How steep is it?
You can work out exactly how steep a slope is by measuring how far apart the contours are. Say the index contours are 100 vertical metres apart. Using the scale at the bottom of the map you determine that a pair of index contours are 400m apart horizontally. The grade is then 100/400 = 0.25 which is more often quoted as 25%, or 1 in 4, which means that for every metre you travel horizontally, you will rise 25% of that, ie 0.25m
To help answer the Q’s below, revision of Lesson 3 on drainage, Lesson 4 on grid references and Lesson 5 on contours may be useful.
On the Warby Range map first look at the drainage pattern (the heavier lines). You will see that the water flows in the opposite directions on the two sides of the map. Therefore there must be a ridge (a watershed boundary) in the centre of the map. This fact alone should help you to visualize the general shape of the land shown. The land in the grid square bounded on the south west corner by GR 290750 (or 2975) is gentle, the next grid square to the north has some medium slopes in it, and the next one to the north of that contains some steep slopes (ie close contours). Just how steep you can work out if you are given that the contour interval is 10m and the grid square interval is 1000m.

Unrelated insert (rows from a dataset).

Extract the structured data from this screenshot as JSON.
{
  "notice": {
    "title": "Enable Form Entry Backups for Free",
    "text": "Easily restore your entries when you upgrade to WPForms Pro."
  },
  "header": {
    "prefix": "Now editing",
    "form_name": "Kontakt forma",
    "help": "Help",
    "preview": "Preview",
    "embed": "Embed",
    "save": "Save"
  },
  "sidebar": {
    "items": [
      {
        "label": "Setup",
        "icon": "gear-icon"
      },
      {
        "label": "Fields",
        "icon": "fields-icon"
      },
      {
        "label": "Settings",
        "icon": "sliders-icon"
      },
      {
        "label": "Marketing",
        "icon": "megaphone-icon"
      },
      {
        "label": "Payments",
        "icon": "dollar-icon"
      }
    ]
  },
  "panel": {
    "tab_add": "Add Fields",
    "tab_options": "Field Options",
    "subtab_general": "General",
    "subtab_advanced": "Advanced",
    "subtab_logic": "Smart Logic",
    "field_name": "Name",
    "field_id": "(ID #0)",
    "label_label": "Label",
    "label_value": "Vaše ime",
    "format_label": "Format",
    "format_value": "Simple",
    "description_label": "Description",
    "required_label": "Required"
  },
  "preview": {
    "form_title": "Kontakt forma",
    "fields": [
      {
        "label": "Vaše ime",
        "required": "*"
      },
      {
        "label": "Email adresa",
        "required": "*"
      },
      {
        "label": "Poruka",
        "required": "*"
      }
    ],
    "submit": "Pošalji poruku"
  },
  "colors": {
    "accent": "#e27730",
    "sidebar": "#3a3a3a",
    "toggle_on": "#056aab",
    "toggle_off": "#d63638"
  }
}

You are navigating through the Otways rain forest and have cut off the marginal information from the map to save weight but you remember that the grid magnetic angle on the recent 1:25,000 map adjacent to the east was 12 degrees east. Would it be safe to assume that the angle was essentially the same where you are?
Generally it is more important to be able to read a map effectively than use a compass, however a compass is essential in featureless country, fog, dense scrub or the like.
The best type of compass for bushwalking is the orienteering type with the compass mounted on a flat rectangular piece of transparent plastic (the baseplate) and to have the needle in oil (as it allows the needle to stabilise quickly) Also the string attachment should be long enough to allow the compass to be held at waist level with the string around your neck.
Other features are the line in the centre of the baseplate of the compass with an arrow on one end is called the “direction of line travel” or the index line, and the compass housing can be rotated in relation to its base. The base of the compass also has a thick centre arrow with parallel lines (Orienting lines) on either side of it.
The red coloured end of the compass needle aligns to magnetic north (the direction of the magnetic north pole), which is usually different to grid north, which is the direction of the grid lines on the map. Don’t worry about true north (the direction of the geographic north pole) – it is of no interest to us for navigation purposes.
Obtain a map (we will assume you have a compass as described above and illustrated below) – any map will do, just so long as it has grid lines and a declination diagram to the side (which shows the relationship between the various north points). Mark 2 points – say A and B. Imagine we are at A and will now attempt to get to B using the compass.
* Anywhere in Victoria you will have to subtract, but in other parts of Australia you may have to add the grid-magnetic angle. An aid to help when converting the grid angle on the map to the compass bearing you would follow on the ground is to use the mnemonic “GrandMa’s Socks” ie Grid to Magnetic Subtract, and the reverse also holds when converting a magnetic angle to a grid angle – the grid-magnetic angle is added to the magnetic angle you have measured on the compass – so the mnemonic MGA (for the car) can be used – ie Magnetic to Grid Add.